§ **THE TASK**
The lines of the records that include "heading" should all be copied.

(Source data)
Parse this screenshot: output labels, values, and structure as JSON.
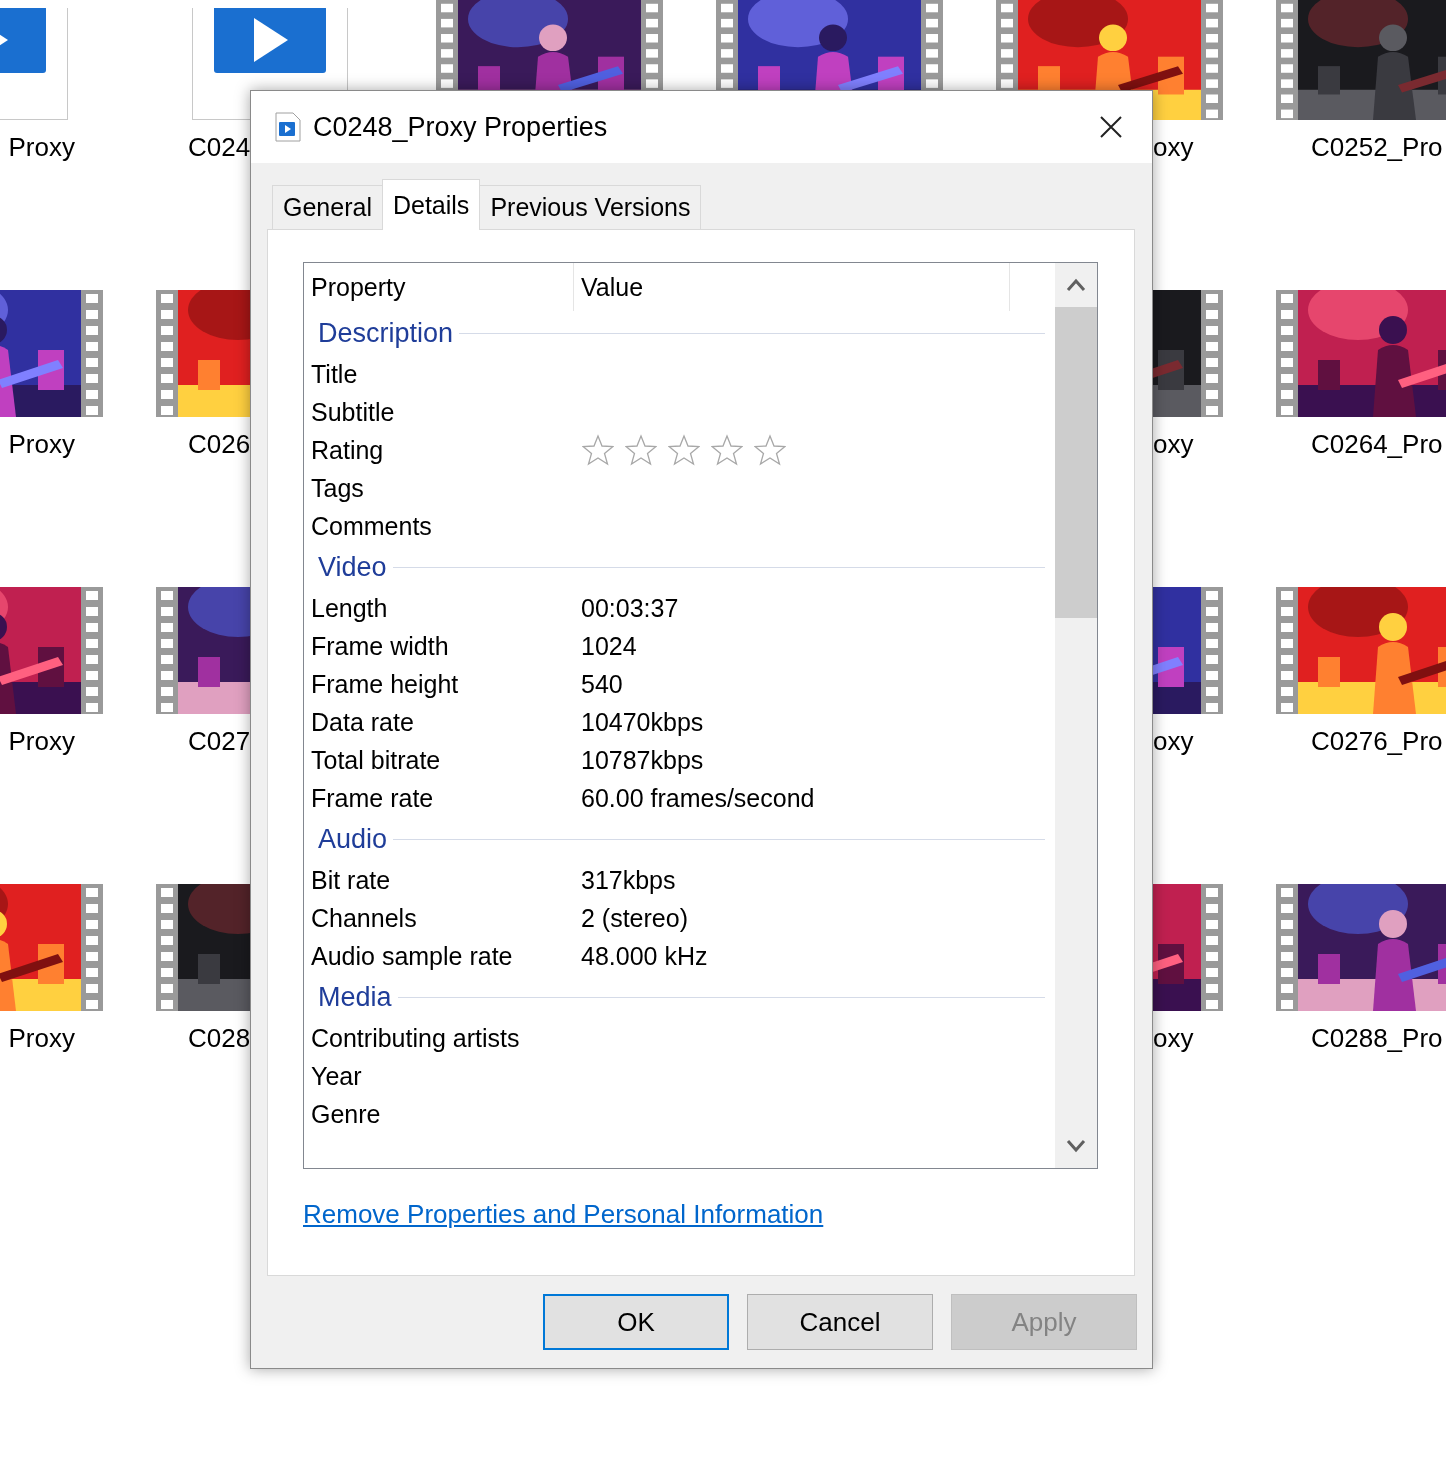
{
  "explorer": {
    "rows": [
      {
        "items": [
          {
            "kind": "file",
            "label": "Proxy"
          },
          {
            "kind": "file",
            "label": "C024"
          },
          {
            "kind": "video"
          },
          {
            "kind": "video"
          },
          {
            "kind": "video",
            "label": "oxy"
          },
          {
            "kind": "video",
            "label": "C0252_Pro"
          }
        ]
      },
      {
        "items": [
          {
            "kind": "video",
            "label": "Proxy"
          },
          {
            "kind": "video",
            "label": "C026"
          },
          {
            "kind": "video",
            "label": "oxy"
          },
          {
            "kind": "video",
            "label": "C0264_Pro"
          }
        ]
      },
      {
        "items": [
          {
            "kind": "video",
            "label": "Proxy"
          },
          {
            "kind": "video",
            "label": "C027"
          },
          {
            "kind": "video",
            "label": "oxy"
          },
          {
            "kind": "video",
            "label": "C0276_Pro"
          }
        ]
      },
      {
        "items": [
          {
            "kind": "video",
            "label": "Proxy"
          },
          {
            "kind": "video",
            "label": "C028"
          },
          {
            "kind": "video",
            "label": "oxy"
          },
          {
            "kind": "video",
            "label": "C0288_Pro"
          }
        ]
      }
    ]
  },
  "dialog": {
    "title": "C0248_Proxy Properties",
    "tabs": [
      {
        "label": "General",
        "selected": false
      },
      {
        "label": "Details",
        "selected": true
      },
      {
        "label": "Previous Versions",
        "selected": false
      }
    ],
    "columns": [
      "Property",
      "Value"
    ],
    "sections": [
      {
        "heading": "Description",
        "rows": [
          {
            "property": "Title"
          },
          {
            "property": "Subtitle"
          },
          {
            "property": "Rating",
            "kind": "stars",
            "stars": 0
          },
          {
            "property": "Tags"
          },
          {
            "property": "Comments"
          }
        ]
      },
      {
        "heading": "Video",
        "rows": [
          {
            "property": "Length",
            "value": "00:03:37"
          },
          {
            "property": "Frame width",
            "value": "1024"
          },
          {
            "property": "Frame height",
            "value": "540"
          },
          {
            "property": "Data rate",
            "value": "10470kbps"
          },
          {
            "property": "Total bitrate",
            "value": "10787kbps"
          },
          {
            "property": "Frame rate",
            "value": "60.00 frames/second"
          }
        ]
      },
      {
        "heading": "Audio",
        "rows": [
          {
            "property": "Bit rate",
            "value": "317kbps"
          },
          {
            "property": "Channels",
            "value": "2 (stereo)"
          },
          {
            "property": "Audio sample rate",
            "value": "48.000 kHz"
          }
        ]
      },
      {
        "heading": "Media",
        "rows": [
          {
            "property": "Contributing artists"
          },
          {
            "property": "Year"
          },
          {
            "property": "Genre"
          }
        ]
      }
    ],
    "link": "Remove Properties and Personal Information",
    "buttons": [
      {
        "label": "OK",
        "default": true,
        "disabled": false
      },
      {
        "label": "Cancel",
        "default": false,
        "disabled": false
      },
      {
        "label": "Apply",
        "default": false,
        "disabled": true
      }
    ]
  }
}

§ **SOLVED PROBLEM**
        "heading": "Description",
        "heading": "Video",
        "heading": "Audio",
        "heading": "Media",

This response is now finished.